Question & Answer with New Full-Time Music Professor Joshua Tompkins

Previously part time, Joshua Tompkins is now a full-time associate professor of music in the college of fine arts

Profile photo of associate music professor and pianist Josh Thompkins
Associate professor Joshua Tompkins was made a full-time professor of music in Fall 2019, but students at North Central already knew him from his deep involvement in in the college of fine arts: teaching music theory courses, accompanying on the piano at concerts, and playing on the stage during many events through the years.

Associate professor Joshua Tompkins, who holds a doctor of musical arts degree, has taught piano lessons and music theory at North Central since 2003 and recently accepted a full-time teaching position. He is one of two “new” full-time professors in the college of fine arts. Tompkins grew up in Rapid City, South Dakota, where he was raised by his mother and grandmother. He graduated from Central High School and enrolled in North Central’s music program for two years before transferring to the University of Minnesota’s School of Music. There, he finished his undergrad, master’s and doctorate degrees in music performance. 

During his schooling, Tompkins began picking up gigs around the Twin Cities to support himself and pay for college. When he began teaching at North Central in 2003, Tompkin’s primary income still came from gigs.

Tompkins said he now lives in West St. Paul and is dating a woman whose adopted daughter is looking into college for next year. He doesn’t have time for pets, he said, but he enjoys spending time with his family, teaching students, and playing gigs

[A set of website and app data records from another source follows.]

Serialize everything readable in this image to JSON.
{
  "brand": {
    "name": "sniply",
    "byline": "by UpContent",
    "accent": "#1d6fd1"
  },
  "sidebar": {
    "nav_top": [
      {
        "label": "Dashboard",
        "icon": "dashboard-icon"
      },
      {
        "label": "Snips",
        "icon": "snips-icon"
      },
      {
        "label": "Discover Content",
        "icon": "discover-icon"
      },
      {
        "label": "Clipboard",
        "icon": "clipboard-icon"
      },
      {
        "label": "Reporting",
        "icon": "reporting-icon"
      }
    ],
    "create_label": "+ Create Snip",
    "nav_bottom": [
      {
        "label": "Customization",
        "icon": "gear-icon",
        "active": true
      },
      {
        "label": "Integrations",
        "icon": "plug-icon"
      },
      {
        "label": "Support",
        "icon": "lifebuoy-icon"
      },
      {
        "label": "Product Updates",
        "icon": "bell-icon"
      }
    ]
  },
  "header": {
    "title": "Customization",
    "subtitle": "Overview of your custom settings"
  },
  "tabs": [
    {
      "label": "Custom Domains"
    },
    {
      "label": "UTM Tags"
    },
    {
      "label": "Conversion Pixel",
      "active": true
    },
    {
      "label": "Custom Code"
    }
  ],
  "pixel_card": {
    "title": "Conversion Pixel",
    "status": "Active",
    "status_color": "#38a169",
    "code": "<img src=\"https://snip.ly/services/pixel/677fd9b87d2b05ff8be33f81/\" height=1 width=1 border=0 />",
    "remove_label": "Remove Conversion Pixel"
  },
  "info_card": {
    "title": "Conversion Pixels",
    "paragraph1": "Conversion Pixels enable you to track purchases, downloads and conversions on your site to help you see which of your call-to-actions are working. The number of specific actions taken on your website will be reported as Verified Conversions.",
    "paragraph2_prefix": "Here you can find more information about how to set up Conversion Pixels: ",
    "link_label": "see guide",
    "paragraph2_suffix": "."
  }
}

Why did you choose to teach at North Central?

“A fellow pianist, his name is Dr. Herb Johnson, who actually taught here in a director role under Larry [Bach, dean of the college of fine arts], asked if I would be interested in teaching at North Central. It’s competitive to get a job at a college so a few weeks later I thought, ‘This is being laid in my lap, I’d better take it.’ So I took it for part time. I started with teaching anyone—not just piano majors.”

What is your teaching style?

“My teaching style differs for each subject. I teach a different way for piano lessons than music theory. … Not a lot of people want to take [music] theory, but they have to take it, it’s a lot of work. What I try to do is work hard but have fun doing it. … [For individual lessons,] typically what I like to do is to let my students play. I’ll ask them what they liked or disliked about their performance, and then I’ll try to give some positive feedback and constructive criticism too.”

What is a favorite memory from your college years?

“Being in music, so many of us were practicing to be competitive: six to eight hours a day of practice. You’re spending a lot of time in the practice rooms, but then the relationships you build with other people who are doing the same thing as you is my favorite memory.”

Who is your hero?

“My Grandma. She died four years ago, but we talked every day and did crossword puzzles over the phone when we were long distance.”

Where is the best place you have ever traveled? 

Pollença, [on the island of Majorca], Spain. I went two years ago with Chorale. Beautiful alleyways, on the sea, lovely place.”

What is your favorite thing about Minneapolis?

“For the size of the city, I think it’s very cultural. Minneapolis has so much to offer: there’s art, there’s great food, great musicour orchestra here is phenomenal. [There is a lot of] culture within a relatively small city, compared to New York or L.A. I love that Minneapolis is a little more on the trendy side and then St. Paul is more of a ‘down home.’ Having both of those is so cool.”

What is a hobby you enjoy outside of teaching and campus life?

“I like racket sports. So … tennis, racquetball and pingpong. And of course, I love my motorcycle. It’s a Yamaha V-Star 1100—a ‘wannabe’ Harley.”

How did you become interested in teaching this subject?

“This is funny because I was not set out to be a teacher at all. I was going down the performance path. However, when Dr. Herb Johnson offered me the job and I saw my colleagues applying for any sort of teaching position they could get, I accepted.” 

This interview was edited for space and clarity.